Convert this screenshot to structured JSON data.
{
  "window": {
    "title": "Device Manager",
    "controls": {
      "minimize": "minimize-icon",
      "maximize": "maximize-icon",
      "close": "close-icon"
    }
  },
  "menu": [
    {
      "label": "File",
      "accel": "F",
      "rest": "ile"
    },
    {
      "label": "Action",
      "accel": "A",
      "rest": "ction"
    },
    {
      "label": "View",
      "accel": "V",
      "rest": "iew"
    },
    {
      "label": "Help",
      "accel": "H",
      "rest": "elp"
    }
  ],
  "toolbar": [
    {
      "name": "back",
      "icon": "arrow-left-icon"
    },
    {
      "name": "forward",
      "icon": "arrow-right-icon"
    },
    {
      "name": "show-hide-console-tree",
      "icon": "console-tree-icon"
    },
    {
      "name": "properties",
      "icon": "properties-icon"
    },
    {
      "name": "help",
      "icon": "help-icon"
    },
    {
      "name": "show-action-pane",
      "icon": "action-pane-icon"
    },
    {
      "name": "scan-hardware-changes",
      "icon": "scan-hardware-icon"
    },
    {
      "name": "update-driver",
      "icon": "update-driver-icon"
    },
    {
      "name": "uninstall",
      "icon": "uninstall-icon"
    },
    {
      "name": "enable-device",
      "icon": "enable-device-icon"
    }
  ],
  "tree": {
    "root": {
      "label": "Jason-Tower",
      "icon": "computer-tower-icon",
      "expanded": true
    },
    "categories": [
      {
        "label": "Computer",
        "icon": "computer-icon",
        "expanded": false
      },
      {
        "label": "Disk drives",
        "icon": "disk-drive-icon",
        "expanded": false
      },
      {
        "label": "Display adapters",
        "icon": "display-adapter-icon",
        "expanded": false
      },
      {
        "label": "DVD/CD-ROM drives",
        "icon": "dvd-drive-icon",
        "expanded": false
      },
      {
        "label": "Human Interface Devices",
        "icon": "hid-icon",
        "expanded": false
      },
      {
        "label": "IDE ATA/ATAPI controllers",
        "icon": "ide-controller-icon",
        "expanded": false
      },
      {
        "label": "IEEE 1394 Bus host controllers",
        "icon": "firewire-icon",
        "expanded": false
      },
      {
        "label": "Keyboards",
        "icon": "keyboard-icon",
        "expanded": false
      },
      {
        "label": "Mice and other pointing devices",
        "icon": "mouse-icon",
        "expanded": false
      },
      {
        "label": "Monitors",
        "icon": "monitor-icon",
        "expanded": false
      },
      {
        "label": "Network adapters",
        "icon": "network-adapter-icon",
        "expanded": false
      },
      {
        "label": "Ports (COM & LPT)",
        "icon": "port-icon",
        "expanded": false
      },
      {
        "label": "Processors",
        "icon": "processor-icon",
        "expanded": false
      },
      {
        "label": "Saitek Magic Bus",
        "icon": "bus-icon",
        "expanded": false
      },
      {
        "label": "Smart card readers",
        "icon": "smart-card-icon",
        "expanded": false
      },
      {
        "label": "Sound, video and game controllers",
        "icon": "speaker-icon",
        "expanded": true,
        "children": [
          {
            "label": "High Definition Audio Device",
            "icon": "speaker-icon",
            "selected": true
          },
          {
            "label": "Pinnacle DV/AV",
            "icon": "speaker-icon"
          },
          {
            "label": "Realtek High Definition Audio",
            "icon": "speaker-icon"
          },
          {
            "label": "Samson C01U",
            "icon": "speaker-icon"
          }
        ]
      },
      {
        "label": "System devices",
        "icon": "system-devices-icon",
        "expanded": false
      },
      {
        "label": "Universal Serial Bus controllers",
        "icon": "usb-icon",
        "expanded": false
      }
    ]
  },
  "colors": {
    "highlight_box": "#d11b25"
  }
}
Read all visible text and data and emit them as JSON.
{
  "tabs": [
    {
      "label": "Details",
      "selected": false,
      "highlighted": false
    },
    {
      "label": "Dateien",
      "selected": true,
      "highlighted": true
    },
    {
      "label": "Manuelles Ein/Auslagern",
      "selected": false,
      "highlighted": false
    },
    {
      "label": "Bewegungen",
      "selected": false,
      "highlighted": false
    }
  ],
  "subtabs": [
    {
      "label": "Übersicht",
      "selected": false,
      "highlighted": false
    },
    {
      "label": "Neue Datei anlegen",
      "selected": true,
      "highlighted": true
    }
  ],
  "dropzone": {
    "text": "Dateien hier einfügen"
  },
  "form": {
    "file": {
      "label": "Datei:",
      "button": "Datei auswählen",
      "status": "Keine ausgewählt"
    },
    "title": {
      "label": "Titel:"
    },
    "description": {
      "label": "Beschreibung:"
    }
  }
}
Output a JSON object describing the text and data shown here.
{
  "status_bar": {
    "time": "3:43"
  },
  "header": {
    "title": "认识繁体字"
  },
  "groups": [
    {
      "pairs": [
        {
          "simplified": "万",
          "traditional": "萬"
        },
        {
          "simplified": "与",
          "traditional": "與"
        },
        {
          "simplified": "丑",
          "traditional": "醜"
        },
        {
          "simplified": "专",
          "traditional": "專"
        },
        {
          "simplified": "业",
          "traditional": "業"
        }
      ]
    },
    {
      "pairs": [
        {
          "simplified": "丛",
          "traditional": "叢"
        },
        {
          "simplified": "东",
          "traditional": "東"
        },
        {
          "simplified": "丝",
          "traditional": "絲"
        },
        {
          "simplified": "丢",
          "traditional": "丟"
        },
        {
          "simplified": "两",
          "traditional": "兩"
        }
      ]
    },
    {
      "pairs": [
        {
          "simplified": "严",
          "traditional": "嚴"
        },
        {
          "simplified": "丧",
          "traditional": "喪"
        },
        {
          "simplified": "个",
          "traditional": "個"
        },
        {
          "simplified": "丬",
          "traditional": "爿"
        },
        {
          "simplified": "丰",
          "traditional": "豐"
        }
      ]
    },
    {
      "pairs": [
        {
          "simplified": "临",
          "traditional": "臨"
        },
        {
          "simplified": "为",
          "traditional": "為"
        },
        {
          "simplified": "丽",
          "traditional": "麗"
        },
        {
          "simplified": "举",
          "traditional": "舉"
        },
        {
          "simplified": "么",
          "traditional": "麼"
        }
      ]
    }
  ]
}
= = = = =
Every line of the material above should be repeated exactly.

◆ RESPONSE AREA ◆
Convert this screenshot to structured JSON data.
{
  "window": {
    "title": "Device Manager",
    "controls": {
      "minimize": "minimize-icon",
      "maximize": "maximize-icon",
      "close": "close-icon"
    }
  },
  "menu": [
    {
      "label": "File",
      "accel": "F",
      "rest": "ile"
    },
    {
      "label": "Action",
      "accel": "A",
      "rest": "ction"
    },
    {
      "label": "View",
      "accel": "V",
      "rest": "iew"
    },
    {
      "label": "Help",
      "accel": "H",
      "rest": "elp"
    }
  ],
  "toolbar": [
    {
      "name": "back",
      "icon": "arrow-left-icon"
    },
    {
      "name": "forward",
      "icon": "arrow-right-icon"
    },
    {
      "name": "show-hide-console-tree",
      "icon": "console-tree-icon"
    },
    {
      "name": "properties",
      "icon": "properties-icon"
    },
    {
      "name": "help",
      "icon": "help-icon"
    },
    {
      "name": "show-action-pane",
      "icon": "action-pane-icon"
    },
    {
      "name": "scan-hardware-changes",
      "icon": "scan-hardware-icon"
    },
    {
      "name": "update-driver",
      "icon": "update-driver-icon"
    },
    {
      "name": "uninstall",
      "icon": "uninstall-icon"
    },
    {
      "name": "enable-device",
      "icon": "enable-device-icon"
    }
  ],
  "tree": {
    "root": {
      "label": "Jason-Tower",
      "icon": "computer-tower-icon",
      "expanded": true
    },
    "categories": [
      {
        "label": "Computer",
        "icon": "computer-icon",
        "expanded": false
      },
      {
        "label": "Disk drives",
        "icon": "disk-drive-icon",
        "expanded": false
      },
      {
        "label": "Display adapters",
        "icon": "display-adapter-icon",
        "expanded": false
      },
      {
        "label": "DVD/CD-ROM drives",
        "icon": "dvd-drive-icon",
        "expanded": false
      },
      {
        "label": "Human Interface Devices",
        "icon": "hid-icon",
        "expanded": false
      },
      {
        "label": "IDE ATA/ATAPI controllers",
        "icon": "ide-controller-icon",
        "expanded": false
      },
      {
        "label": "IEEE 1394 Bus host controllers",
        "icon": "firewire-icon",
        "expanded": false
      },
      {
        "label": "Keyboards",
        "icon": "keyboard-icon",
        "expanded": false
      },
      {
        "label": "Mice and other pointing devices",
        "icon": "mouse-icon",
        "expanded": false
      },
      {
        "label": "Monitors",
        "icon": "monitor-icon",
        "expanded": false
      },
      {
        "label": "Network adapters",
        "icon": "network-adapter-icon",
        "expanded": false
      },
      {
        "label": "Ports (COM & LPT)",
        "icon": "port-icon",
        "expanded": false
      },
      {
        "label": "Processors",
        "icon": "processor-icon",
        "expanded": false
      },
      {
        "label": "Saitek Magic Bus",
        "icon": "bus-icon",
        "expanded": false
      },
      {
        "label": "Smart card readers",
        "icon": "smart-card-icon",
        "expanded": false
      },
      {
        "label": "Sound, video and game controllers",
        "icon": "speaker-icon",
        "expanded": true,
        "children": [
          {
            "label": "High Definition Audio Device",
            "icon": "speaker-icon",
            "selected": true
          },
          {
            "label": "Pinnacle DV/AV",
            "icon": "speaker-icon"
          },
          {
            "label": "Realtek High Definition Audio",
            "icon": "speaker-icon"
          },
          {
            "label": "Samson C01U",
            "icon": "speaker-icon"
          }
        ]
      },
      {
        "label": "System devices",
        "icon": "system-devices-icon",
        "expanded": false
      },
      {
        "label": "Universal Serial Bus controllers",
        "icon": "usb-icon",
        "expanded": false
      }
    ]
  },
  "colors": {
    "highlight_box": "#d11b25"
  }
}
Read all visible text and data and emit them as JSON.
{
  "tabs": [
    {
      "label": "Details",
      "selected": false,
      "highlighted": false
    },
    {
      "label": "Dateien",
      "selected": true,
      "highlighted": true
    },
    {
      "label": "Manuelles Ein/Auslagern",
      "selected": false,
      "highlighted": false
    },
    {
      "label": "Bewegungen",
      "selected": false,
      "highlighted": false
    }
  ],
  "subtabs": [
    {
      "label": "Übersicht",
      "selected": false,
      "highlighted": false
    },
    {
      "label": "Neue Datei anlegen",
      "selected": true,
      "highlighted": true
    }
  ],
  "dropzone": {
    "text": "Dateien hier einfügen"
  },
  "form": {
    "file": {
      "label": "Datei:",
      "button": "Datei auswählen",
      "status": "Keine ausgewählt"
    },
    "title": {
      "label": "Titel:"
    },
    "description": {
      "label": "Beschreibung:"
    }
  }
}
Output a JSON object describing the text and data shown here.
{
  "status_bar": {
    "time": "3:43"
  },
  "header": {
    "title": "认识繁体字"
  },
  "groups": [
    {
      "pairs": [
        {
          "simplified": "万",
          "traditional": "萬"
        },
        {
          "simplified": "与",
          "traditional": "與"
        },
        {
          "simplified": "丑",
          "traditional": "醜"
        },
        {
          "simplified": "专",
          "traditional": "專"
        },
        {
          "simplified": "业",
          "traditional": "業"
        }
      ]
    },
    {
      "pairs": [
        {
          "simplified": "丛",
          "traditional": "叢"
        },
        {
          "simplified": "东",
          "traditional": "東"
        },
        {
          "simplified": "丝",
          "traditional": "絲"
        },
        {
          "simplified": "丢",
          "traditional": "丟"
        },
        {
          "simplified": "两",
          "traditional": "兩"
        }
      ]
    },
    {
      "pairs": [
        {
          "simplified": "严",
          "traditional": "嚴"
        },
        {
          "simplified": "丧",
          "traditional": "喪"
        },
        {
          "simplified": "个",
          "traditional": "個"
        },
        {
          "simplified": "丬",
          "traditional": "爿"
        },
        {
          "simplified": "丰",
          "traditional": "豐"
        }
      ]
    },
    {
      "pairs": [
        {
          "simplified": "临",
          "traditional": "臨"
        },
        {
          "simplified": "为",
          "traditional": "為"
        },
        {
          "simplified": "丽",
          "traditional": "麗"
        },
        {
          "simplified": "举",
          "traditional": "舉"
        },
        {
          "simplified": "么",
          "traditional": "麼"
        }
      ]
    }
  ]
}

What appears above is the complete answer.